# TASK DIRECTIONS:
The answer must consist of each line below that holds the word "content", copied as it stands.

(RECORDS TO USE begins)

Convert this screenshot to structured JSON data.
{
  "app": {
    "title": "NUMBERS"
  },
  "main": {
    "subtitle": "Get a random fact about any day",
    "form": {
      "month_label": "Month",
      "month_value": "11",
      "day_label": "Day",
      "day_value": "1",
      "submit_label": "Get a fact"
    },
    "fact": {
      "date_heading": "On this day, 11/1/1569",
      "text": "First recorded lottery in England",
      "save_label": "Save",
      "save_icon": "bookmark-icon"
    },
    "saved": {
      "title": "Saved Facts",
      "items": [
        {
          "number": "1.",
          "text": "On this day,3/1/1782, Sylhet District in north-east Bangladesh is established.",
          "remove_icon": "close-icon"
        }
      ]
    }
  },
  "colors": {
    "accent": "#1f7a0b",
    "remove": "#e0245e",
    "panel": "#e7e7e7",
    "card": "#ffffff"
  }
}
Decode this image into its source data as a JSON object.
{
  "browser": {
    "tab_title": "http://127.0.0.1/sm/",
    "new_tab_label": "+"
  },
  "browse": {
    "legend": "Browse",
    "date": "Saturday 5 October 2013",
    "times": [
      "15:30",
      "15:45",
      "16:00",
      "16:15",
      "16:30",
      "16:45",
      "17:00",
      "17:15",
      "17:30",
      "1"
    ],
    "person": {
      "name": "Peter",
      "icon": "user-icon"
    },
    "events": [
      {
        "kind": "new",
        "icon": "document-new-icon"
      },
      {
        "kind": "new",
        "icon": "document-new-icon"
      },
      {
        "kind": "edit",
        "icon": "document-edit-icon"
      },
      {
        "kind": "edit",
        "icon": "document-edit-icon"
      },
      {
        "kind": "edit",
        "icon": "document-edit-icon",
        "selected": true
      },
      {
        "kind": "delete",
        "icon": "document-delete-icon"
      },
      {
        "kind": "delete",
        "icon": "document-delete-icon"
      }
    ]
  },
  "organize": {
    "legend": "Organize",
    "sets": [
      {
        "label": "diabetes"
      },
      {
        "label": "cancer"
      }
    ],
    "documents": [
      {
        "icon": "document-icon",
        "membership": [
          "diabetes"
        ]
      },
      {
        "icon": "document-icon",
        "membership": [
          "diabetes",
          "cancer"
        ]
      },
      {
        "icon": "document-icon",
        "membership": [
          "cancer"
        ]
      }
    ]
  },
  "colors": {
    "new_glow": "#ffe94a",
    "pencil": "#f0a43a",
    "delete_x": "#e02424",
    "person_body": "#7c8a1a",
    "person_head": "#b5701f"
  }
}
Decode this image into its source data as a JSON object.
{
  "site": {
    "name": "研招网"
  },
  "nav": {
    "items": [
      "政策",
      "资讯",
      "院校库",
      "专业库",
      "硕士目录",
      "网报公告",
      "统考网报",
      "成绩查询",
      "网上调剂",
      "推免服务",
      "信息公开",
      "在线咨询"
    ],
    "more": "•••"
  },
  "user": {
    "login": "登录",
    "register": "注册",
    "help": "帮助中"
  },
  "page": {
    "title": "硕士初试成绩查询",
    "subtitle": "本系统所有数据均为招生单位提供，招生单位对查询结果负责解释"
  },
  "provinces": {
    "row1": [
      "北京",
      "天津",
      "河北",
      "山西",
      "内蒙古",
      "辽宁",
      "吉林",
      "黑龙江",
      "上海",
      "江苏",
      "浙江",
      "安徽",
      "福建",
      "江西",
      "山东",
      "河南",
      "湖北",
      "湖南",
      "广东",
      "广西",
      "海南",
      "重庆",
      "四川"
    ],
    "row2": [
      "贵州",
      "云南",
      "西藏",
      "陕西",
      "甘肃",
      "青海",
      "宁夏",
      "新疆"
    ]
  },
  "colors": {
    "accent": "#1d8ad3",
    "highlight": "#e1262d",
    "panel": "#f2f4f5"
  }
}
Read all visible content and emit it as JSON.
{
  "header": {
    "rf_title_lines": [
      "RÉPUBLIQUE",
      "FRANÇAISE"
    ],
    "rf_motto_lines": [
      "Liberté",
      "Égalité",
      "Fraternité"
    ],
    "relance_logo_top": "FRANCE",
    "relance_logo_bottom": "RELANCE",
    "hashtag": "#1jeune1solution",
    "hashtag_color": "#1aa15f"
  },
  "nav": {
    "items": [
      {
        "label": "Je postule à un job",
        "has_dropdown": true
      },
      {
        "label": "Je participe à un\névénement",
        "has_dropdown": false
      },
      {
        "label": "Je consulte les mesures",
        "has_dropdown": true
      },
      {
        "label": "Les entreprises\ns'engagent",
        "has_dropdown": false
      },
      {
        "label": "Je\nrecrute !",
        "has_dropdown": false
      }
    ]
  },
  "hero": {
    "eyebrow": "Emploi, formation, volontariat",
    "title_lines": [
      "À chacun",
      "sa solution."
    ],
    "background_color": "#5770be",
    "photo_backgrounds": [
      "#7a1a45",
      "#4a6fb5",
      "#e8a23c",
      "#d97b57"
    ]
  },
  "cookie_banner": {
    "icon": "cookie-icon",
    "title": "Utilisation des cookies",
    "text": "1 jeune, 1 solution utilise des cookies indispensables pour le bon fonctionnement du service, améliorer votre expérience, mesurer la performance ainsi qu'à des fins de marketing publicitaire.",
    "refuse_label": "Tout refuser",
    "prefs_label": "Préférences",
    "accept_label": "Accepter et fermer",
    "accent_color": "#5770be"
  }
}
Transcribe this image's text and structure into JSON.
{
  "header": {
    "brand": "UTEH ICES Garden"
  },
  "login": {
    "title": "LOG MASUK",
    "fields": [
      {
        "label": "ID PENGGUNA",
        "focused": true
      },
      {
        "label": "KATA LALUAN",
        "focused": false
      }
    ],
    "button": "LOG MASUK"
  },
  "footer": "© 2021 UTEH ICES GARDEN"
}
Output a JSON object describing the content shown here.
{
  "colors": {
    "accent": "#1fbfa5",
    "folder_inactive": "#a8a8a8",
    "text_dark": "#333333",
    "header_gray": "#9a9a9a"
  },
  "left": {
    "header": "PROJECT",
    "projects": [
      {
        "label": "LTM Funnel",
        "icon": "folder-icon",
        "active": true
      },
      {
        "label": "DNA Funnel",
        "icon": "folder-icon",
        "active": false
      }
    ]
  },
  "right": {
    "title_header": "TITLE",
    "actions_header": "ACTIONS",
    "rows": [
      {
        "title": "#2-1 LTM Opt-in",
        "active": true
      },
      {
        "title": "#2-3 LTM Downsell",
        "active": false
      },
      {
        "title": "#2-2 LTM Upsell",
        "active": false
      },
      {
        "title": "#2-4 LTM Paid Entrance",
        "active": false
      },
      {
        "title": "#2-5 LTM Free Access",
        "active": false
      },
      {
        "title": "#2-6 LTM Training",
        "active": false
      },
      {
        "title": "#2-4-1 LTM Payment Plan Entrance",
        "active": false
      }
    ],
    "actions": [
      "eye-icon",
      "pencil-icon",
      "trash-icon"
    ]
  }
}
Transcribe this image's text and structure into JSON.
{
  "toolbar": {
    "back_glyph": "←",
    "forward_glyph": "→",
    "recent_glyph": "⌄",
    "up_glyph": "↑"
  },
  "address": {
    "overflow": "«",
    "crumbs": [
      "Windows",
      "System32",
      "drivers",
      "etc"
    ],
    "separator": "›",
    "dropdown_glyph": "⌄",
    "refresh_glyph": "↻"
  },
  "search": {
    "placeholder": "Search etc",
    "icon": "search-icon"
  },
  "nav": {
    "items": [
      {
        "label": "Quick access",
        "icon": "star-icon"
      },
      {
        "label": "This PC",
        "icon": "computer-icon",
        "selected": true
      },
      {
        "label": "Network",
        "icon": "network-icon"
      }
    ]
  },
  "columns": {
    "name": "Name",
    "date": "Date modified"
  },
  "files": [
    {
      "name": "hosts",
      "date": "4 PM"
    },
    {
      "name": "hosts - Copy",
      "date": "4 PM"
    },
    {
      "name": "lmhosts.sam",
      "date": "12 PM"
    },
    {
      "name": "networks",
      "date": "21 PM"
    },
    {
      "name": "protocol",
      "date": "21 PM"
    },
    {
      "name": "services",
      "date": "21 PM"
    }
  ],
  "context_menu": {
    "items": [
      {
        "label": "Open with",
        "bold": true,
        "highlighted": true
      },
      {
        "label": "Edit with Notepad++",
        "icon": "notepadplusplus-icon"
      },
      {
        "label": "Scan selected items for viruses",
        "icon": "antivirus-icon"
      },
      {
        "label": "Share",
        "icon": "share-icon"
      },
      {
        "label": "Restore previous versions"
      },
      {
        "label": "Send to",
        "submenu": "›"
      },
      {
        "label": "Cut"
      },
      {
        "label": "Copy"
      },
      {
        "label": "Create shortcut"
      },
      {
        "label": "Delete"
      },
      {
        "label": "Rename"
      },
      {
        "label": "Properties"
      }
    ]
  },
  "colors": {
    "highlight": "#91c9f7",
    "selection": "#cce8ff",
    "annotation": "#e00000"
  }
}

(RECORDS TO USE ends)

# ANSWER TO THE EXERCISE:
Read all visible content and emit it as JSON.
Output a JSON object describing the content shown here.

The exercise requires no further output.